    • (Research):bA Half Century of Minneapolis
      /bBy Horace Bushnell Hudson

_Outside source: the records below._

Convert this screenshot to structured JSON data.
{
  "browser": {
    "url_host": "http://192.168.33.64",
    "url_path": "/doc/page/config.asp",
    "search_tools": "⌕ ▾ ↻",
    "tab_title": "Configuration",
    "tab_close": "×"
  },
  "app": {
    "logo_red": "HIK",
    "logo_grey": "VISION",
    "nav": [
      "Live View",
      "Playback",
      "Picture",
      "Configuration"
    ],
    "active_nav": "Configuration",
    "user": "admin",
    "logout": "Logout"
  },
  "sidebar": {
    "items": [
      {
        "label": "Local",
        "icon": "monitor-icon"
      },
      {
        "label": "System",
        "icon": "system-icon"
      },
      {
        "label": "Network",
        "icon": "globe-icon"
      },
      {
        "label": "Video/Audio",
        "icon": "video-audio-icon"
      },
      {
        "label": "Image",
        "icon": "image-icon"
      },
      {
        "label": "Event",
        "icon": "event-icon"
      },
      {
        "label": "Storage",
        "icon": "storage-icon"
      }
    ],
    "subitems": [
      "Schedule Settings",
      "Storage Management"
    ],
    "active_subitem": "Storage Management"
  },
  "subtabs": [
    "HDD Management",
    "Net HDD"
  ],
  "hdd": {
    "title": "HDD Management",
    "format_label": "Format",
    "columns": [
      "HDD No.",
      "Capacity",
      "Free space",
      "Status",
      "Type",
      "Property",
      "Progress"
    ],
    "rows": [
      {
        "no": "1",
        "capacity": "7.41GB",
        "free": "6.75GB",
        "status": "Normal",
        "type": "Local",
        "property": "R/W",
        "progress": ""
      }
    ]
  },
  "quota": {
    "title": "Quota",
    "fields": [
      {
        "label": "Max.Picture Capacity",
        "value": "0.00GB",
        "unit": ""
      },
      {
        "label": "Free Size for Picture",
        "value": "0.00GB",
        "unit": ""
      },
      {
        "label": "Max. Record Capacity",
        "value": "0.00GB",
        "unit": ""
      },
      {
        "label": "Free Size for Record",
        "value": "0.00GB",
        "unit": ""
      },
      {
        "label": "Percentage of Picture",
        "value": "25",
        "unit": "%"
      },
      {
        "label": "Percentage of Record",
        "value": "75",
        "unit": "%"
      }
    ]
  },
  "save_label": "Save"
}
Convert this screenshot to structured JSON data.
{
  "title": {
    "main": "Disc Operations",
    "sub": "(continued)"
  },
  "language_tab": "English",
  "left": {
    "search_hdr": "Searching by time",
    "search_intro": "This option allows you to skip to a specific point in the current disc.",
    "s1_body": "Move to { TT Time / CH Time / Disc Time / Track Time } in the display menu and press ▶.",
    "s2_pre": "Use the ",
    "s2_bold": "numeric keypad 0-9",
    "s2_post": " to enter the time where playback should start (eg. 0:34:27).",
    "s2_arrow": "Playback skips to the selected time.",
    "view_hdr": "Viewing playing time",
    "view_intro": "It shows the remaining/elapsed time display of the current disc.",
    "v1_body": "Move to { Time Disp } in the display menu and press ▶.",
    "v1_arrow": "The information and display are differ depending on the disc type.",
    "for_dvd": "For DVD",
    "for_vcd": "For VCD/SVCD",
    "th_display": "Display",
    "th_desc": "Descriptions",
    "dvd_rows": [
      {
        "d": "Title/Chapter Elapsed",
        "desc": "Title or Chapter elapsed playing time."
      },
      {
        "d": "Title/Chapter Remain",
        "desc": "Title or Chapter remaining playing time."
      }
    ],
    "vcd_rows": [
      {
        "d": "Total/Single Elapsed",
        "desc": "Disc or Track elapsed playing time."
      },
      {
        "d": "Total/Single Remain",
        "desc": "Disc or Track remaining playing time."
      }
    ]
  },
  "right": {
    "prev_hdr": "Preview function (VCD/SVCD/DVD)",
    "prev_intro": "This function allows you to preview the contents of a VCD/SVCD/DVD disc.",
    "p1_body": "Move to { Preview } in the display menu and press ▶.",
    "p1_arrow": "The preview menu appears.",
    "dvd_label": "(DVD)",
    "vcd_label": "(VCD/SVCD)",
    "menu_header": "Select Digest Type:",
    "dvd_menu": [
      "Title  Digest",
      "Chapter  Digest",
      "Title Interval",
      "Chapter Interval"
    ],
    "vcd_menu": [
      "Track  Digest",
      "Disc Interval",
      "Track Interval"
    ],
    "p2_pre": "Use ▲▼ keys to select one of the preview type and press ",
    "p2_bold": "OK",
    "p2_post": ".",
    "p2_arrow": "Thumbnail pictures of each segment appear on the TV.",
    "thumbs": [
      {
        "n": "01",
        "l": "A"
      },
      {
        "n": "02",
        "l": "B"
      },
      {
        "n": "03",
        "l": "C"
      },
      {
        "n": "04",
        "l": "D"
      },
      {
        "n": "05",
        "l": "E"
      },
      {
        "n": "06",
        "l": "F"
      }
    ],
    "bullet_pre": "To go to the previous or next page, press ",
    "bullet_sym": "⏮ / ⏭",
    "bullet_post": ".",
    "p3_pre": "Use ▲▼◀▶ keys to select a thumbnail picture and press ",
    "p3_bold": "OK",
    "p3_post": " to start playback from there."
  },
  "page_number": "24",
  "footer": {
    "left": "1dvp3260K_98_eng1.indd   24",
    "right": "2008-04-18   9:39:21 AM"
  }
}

      PETTIT, Curtis Hussey (C. H. Pettit), a pioneer of Minneapolis who has been prominently identified with the business, social and political life of the city for the last half century, was born in Ohio, at Hanover, Columbiana county, September 18, 1833. He was the son of Joseph and Hannah G. (Hussey) Pettit. To give their children the best education possible was the strong desire of his parents, and though a farm er's boy he had the somewhat unusual chances, for those days, of a course at Obcrlin, after some time spent at a Quaker school at Mt. Pleasant, Ohio. After leaving college Mr. Pettit entered business in Cleveland for a short time going from Cleveland to Pittsburgh where he remained about four years returning to Cleveland for a few months. At the age of twenty-two he came to Minneapolis, in 1855, where he at once established himself in the banking business, maintaining at the same time a real estate and land office. In 1860 he disposed of his banking interests and engaged in the hardware trade until the autumn of 1866 when he went into the lumber business for a lime, operating one of the saw mills at the falls under the firm name of Ankeny-Robinson & Pettit. Later he went into flour milling and in connection with other parties erected the Pettit mill which was operated by the firm of Pettit, Robinson & Company. Tin's mill was destroyed in the mill explosion of 1878 but was immediately rebuilt and Mr. Pettit continued to hrve an interest in it until it became the property of the Northwestern Consolidated Milling Company in 1891. The mill was then dismantled and converted into an elevator. Mr. Pettit has long since retired from active executive work in business, finding his time fully occupied in looking after his extensive interests. From the first Mr. Pettit took an active part in public affairs of Minneapolis. He was a member of the second city council elected in 1859 and, always an active republican, was for many years a member of the county, congressional and state central committees of his party and at different times was chairman of each. He was a member of the Minnesota State Senate for the sessions of 1866, 1868, 1869, 1870 and 1871, and of the House of Representatives for the sessions of 1874, 1875, 1876 and 1887. The Minneapolis Patrol Law up to 1887 had been in force only as a city ordinance which could be amended or repealed at any time by the city council. During the legislative session of that year Mr. Pettit introduced a bill which became a 1 iw defining the limits of and making operative the Patrol Law by act of the Legislature thus taking the matter out of the control of the council and making the patrol limits practically a permanent policy of the city government. This law has been and is one of the very best devices ever made use of for controlling the liquor traffic in cities. During the same session Mr. Pettit prepared, introduced and secured the passage of the law under which the present Hennepin County Court House and Minneapolis City Hall has been erected. He was appointed a member of the board of managers of the State Reform School, now the State Training School for Boys and Girls, by Governor William R. Marshall in March, l8(xj. which position he held, with the exception of a few months in 1897, continuously for about thirty-two years and until the board was, (as were other boards of the state institutions) by an act of the legislature, superseded in August, 1901, by a State Board of Control. During the last twelve years of his term he was president of this board to which postion he was first appointed by Gov. A. R. Mc- Gill in January, 1887. He was married on June 2, 1857, to Deborah M. Williams, and has had five children, of whom four died. His youngest daughter, Bessie Tabitha, is the wife of George P. Douglas, and has three children. The family is Presbyterian.